Dataset rows for apps and sites:

=== Section Start ===

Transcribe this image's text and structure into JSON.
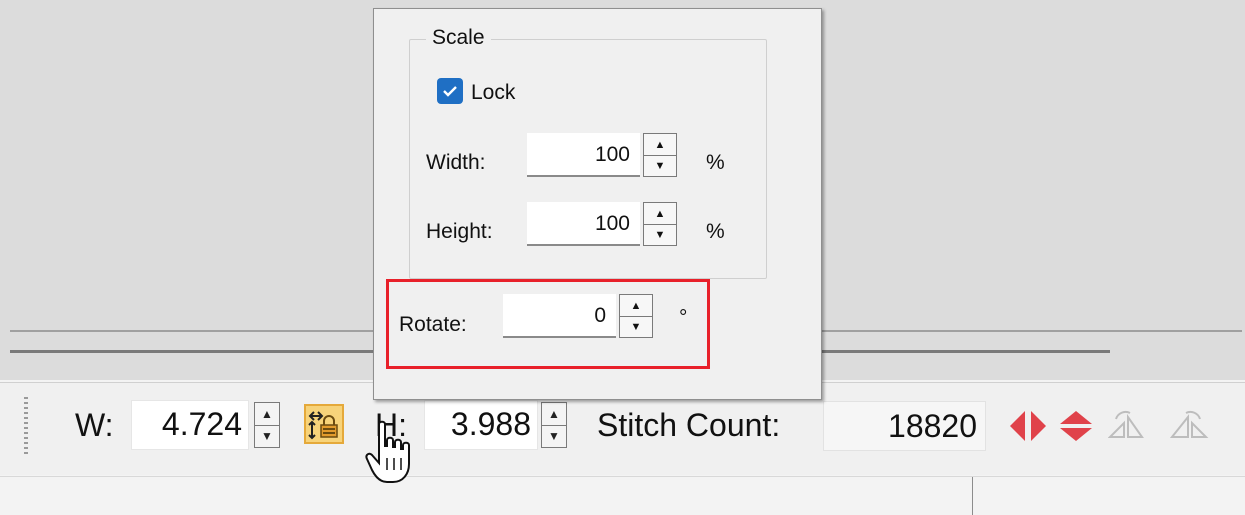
{
  "popup": {
    "scale_group_title": "Scale",
    "lock_label": "Lock",
    "lock_checked": true,
    "width_label": "Width:",
    "width_value": "100",
    "width_unit": "%",
    "height_label": "Height:",
    "height_value": "100",
    "height_unit": "%",
    "rotate_label": "Rotate:",
    "rotate_value": "0",
    "rotate_unit": "°"
  },
  "toolbar": {
    "w_label": "W:",
    "w_value": "4.724",
    "h_label": "H:",
    "h_value": "3.988",
    "stitch_label": "Stitch Count:",
    "stitch_value": "18820"
  },
  "colors": {
    "highlight": "#e8202a",
    "checkbox": "#1f6fc4",
    "lock_button": "#f7d37a",
    "mirror_icons": "#e0424a"
  },
  "icons": [
    "lock-aspect-icon",
    "mirror-horizontal-icon",
    "mirror-vertical-icon",
    "rotate-left-icon",
    "rotate-right-icon",
    "hand-cursor-icon"
  ]
}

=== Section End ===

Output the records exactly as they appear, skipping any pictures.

Reply:
Transcribe this image's text and structure into JSON.
{
  "popup": {
    "scale_group_title": "Scale",
    "lock_label": "Lock",
    "lock_checked": true,
    "width_label": "Width:",
    "width_value": "100",
    "width_unit": "%",
    "height_label": "Height:",
    "height_value": "100",
    "height_unit": "%",
    "rotate_label": "Rotate:",
    "rotate_value": "0",
    "rotate_unit": "°"
  },
  "toolbar": {
    "w_label": "W:",
    "w_value": "4.724",
    "h_label": "H:",
    "h_value": "3.988",
    "stitch_label": "Stitch Count:",
    "stitch_value": "18820"
  },
  "colors": {
    "highlight": "#e8202a",
    "checkbox": "#1f6fc4",
    "lock_button": "#f7d37a",
    "mirror_icons": "#e0424a"
  },
  "icons": [
    "lock-aspect-icon",
    "mirror-horizontal-icon",
    "mirror-vertical-icon",
    "rotate-left-icon",
    "rotate-right-icon",
    "hand-cursor-icon"
  ]
}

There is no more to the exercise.